tl;dr: Does a service mesh need design principles? We think so. We built Linkerd 2.0 around three core principles that are designed to reduce the operational cost—especially for human beings—of running a service mesh.
When we launched Linkerd 2.0 last September, it marked a substantial departure from Linkerd 1.x. Gone was the JVM, the config file, and the setup and tuning process that ranged from intricate to complex. Linkerd could now be installed in under 60 seconds, without configuration or application changes, and would just work. Not to mention that Linkerd 2.0 was literally orders of magnitude smaller and faster than before.
A little over 6 months in and already at Linkerd 2.3, the reception to these changes has been resoundingly positive:
FACT: If you are considering service mesh and @linkerd isn't first on your list you're making a HUGE mistake. It just WORKS. Plain and simple. No hours of YAML configuration files to write. It just WORKS. Thank you @wm and @BuoyantIO team! @CloudNativeFdn— Cole Calistra (@coleca) February 2, 2019
While the move from the JVM to Rust was a huge part of this success for Linkerd 2.0, just as important was our decision to codifying a set of core product design principles for 2.0. These principles were based on a lesson we learned in our years of helping companies around the world get Linkerd 1.x into production: while our users were getting tremendous value from Linkerd, they were paying a heavy price to get there. This price was the time spent configuring, understanding, tuning, and operating Linkerd 1.x.
To address this, our design process for 2.0 started by writing down a set of design principles that would ensure we did right by our users. These principles were brief:
Keep it simple. Linkerd should be operationally simple with low cognitive overhead. Operators should find its components clear and its behavior understandable and predictable, with a minimum of magic.
Minimize resource requirements. Linkerd should impose as minimal a performance and resource cost as possible–especially at the data plane layer.
Just work.
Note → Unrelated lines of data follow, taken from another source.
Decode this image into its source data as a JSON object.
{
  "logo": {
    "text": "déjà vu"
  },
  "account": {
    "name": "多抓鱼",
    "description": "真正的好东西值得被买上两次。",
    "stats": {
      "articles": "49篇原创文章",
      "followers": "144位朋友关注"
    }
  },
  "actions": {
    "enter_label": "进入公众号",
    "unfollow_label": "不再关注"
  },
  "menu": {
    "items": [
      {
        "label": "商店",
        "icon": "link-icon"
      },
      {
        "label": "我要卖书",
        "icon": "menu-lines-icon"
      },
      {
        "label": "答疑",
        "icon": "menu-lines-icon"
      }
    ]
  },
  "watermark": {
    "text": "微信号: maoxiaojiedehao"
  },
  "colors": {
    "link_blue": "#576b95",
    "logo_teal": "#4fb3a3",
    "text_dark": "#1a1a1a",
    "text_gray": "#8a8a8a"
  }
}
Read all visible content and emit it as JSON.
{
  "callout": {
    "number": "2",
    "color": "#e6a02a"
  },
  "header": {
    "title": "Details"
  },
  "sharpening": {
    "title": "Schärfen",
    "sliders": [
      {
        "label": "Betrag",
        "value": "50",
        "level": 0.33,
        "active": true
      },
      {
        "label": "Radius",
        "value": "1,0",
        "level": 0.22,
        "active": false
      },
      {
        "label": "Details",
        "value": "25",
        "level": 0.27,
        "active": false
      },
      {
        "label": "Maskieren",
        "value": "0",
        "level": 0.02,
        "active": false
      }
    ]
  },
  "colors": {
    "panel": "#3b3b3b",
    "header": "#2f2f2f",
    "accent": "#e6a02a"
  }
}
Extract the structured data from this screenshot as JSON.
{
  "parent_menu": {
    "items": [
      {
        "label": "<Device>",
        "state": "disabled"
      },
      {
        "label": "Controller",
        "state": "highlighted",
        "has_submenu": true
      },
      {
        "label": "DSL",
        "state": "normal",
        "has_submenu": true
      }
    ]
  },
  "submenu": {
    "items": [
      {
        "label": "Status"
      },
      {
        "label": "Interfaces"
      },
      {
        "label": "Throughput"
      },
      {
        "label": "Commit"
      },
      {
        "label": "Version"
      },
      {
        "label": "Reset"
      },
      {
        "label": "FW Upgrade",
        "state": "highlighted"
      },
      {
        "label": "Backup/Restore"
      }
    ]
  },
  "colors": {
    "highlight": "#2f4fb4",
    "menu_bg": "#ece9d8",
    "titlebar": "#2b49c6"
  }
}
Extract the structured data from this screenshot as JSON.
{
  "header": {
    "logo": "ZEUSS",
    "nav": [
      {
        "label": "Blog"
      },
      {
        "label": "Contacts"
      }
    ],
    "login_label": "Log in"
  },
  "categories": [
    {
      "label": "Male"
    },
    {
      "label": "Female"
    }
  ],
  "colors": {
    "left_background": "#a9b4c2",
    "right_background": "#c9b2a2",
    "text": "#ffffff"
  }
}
Linkerd should not break existing applications, nor should it require complex configuration to get started or to do something simple.
These three principles have one thing in common: they all reduce the operational cost of running Linkerd. Whether it’s measured in compute resources or, far more importantly, in time spent by human beings, these principles require Linkerd to stay true to the goal of keeping the cost of running the service mesh as low as possible.
This focus on cost is so critical because Linkerd is fundamentally a product for human beings: operators, SREs, and platform owners. Seen this way, reducing operational cost isn’t just a nice idea—it’s a reflection of how actual human beings are going to spend their time and energy with our project. For us not to minimize the operational cost would do our users a tremendous disservice.
For more detail about these principles and some examples of them in action, check out the Linkerd design principles documentation.
Linkerd is a community project and is hosted by the Cloud Native Computing Foundation. If you have feature requests, questions, or comments, we’d love to have you join our rapidly-growing community! Linkerd is hosted on GitHub, and we have a thriving community on Slack, Twitter, and the mailing lists. Come and join the fun!
_Image credit: Dimitry B._